Job titles are not determinative and have little to no impact on whether an employee is exempt or not from overtime. The same holds true for documents or contracts designating workers as independent contractors instead of as employees.
What determines eligibility is primarily direction and control as to the duties a worker performs. Sales, professional, and other niche exemptions aside, an employee who has little autonomy over what he or she does is most likely due overtime.
If an employee is eligible for overtime, overtime shortages can result when, after working a 40-hr week, that employee engages in texting or emailing his or her manager or otherwise performing work duties on the weekend. Failure of an organization to capture this time, document it, and pay the employee can lead to unpaid overtime liability.
Keep meticulous wage and hour records. Have a tracking system. Review an employee's time entries, with the employee, every week, or bi-weekly, for accuracy. Have the employee indicate the correctness of the record. If you establish this as a business practice, then, should a former employee sue two years from now for unpaid overtime, you can testify as to your standing business practice and as to the fact that the time record was reviewed and signed off on by the employee every week for the duration of the employee's employment.
Having an outdated payroll system increases the risk of a wage and hour violation. According to a recent survey, half of employers use a system that is not up-to-date. Investing in new payroll technology and keeping it updated can save you from a costly fine.

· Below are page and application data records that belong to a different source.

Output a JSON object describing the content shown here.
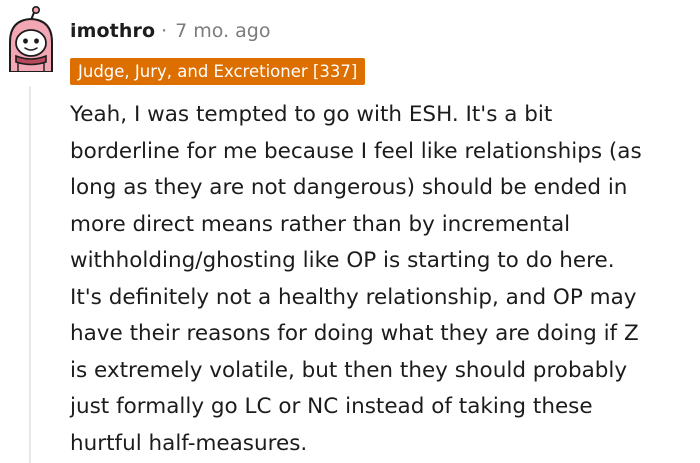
{
  "comment": {
    "author": "imothro",
    "separator": "·",
    "timestamp": "7 mo. ago",
    "flair": "Judge, Jury, and Excretioner [337]",
    "body_lines": [
      "Yeah, I was tempted to go with ESH. It's a bit",
      "borderline for me because I feel like relationships (as",
      "long as they are not dangerous) should be ended in",
      "more direct means rather than by incremental",
      "withholding/ghosting like OP is starting to do here.",
      "It's definitely not a healthy relationship, and OP may",
      "have their reasons for doing what they are doing if Z",
      "is extremely volatile, but then they should probably",
      "just formally go LC or NC instead of taking these",
      "hurtful half-measures."
    ]
  },
  "colors": {
    "flair_background": "#dd6e00",
    "flair_text": "#ffffff",
    "text": "#1c1c1c",
    "muted": "#7c7c7c",
    "avatar_pink": "#f3a7b4",
    "thread_line": "#e8e8e8"
  },
  "icons": {
    "avatar": "snoo-avatar-icon"
  }
}
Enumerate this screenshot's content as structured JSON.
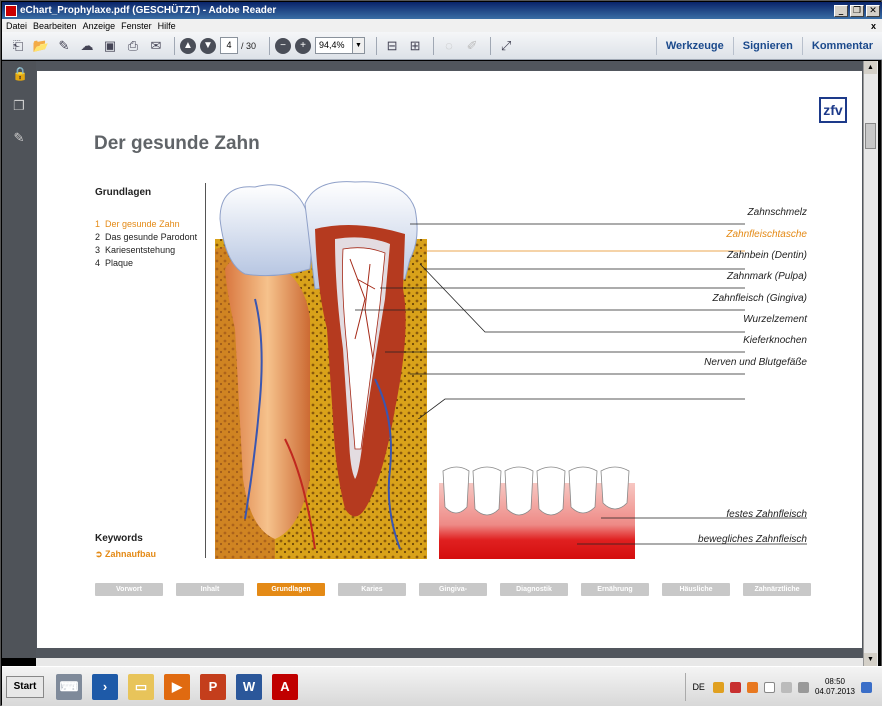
{
  "window": {
    "title": "eChart_Prophylaxe.pdf (GESCHÜTZT) - Adobe Reader",
    "minimize": "_",
    "restore": "❐",
    "close": "✕"
  },
  "menubar": {
    "items": [
      "Datei",
      "Bearbeiten",
      "Anzeige",
      "Fenster",
      "Hilfe"
    ],
    "close_doc": "x"
  },
  "toolbar": {
    "page_current": "4",
    "page_total": "/ 30",
    "zoom": "94,4%",
    "links": [
      "Werkzeuge",
      "Signieren",
      "Kommentar"
    ]
  },
  "page": {
    "logo": "zfv",
    "title": "Der gesunde Zahn",
    "section": "Grundlagen",
    "toc": [
      {
        "num": "1",
        "label": "Der gesunde Zahn",
        "active": true
      },
      {
        "num": "2",
        "label": "Das gesunde Parodont",
        "active": false
      },
      {
        "num": "3",
        "label": "Kariesentstehung",
        "active": false
      },
      {
        "num": "4",
        "label": "Plaque",
        "active": false
      }
    ],
    "keywords_head": "Keywords",
    "keyword_link": "➲ Zahnaufbau",
    "tooth_labels": [
      "Zahnschmelz",
      "Zahnfleischtasche",
      "Zahnbein (Dentin)",
      "Zahnmark (Pulpa)",
      "Zahnfleisch (Gingiva)",
      "Wurzelzement",
      "Kieferknochen",
      "Nerven und Blutgefäße"
    ],
    "gum_labels": [
      "festes Zahnfleisch",
      "bewegliches Zahnfleisch"
    ],
    "navtabs": [
      {
        "label": "Vorwort",
        "active": false
      },
      {
        "label": "Inhalt",
        "active": false
      },
      {
        "label": "Grundlagen",
        "active": true
      },
      {
        "label": "Karies",
        "active": false
      },
      {
        "label": "Gingiva-Erkrankungen",
        "active": false
      },
      {
        "label": "Diagnostik",
        "active": false
      },
      {
        "label": "Ernährung",
        "active": false
      },
      {
        "label": "Häusliche Zahnpflege",
        "active": false
      },
      {
        "label": "Zahnärztliche Vorsorge",
        "active": false
      }
    ],
    "accent_color": "#e48a16"
  },
  "taskbar": {
    "start": "Start",
    "lang": "DE",
    "time": "08:50",
    "date": "04.07.2013"
  }
}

Finally, seek a legal opinion as to which employees are exempt or non-exempt. A legal analysis is often needed for employees who fall into "grey areas".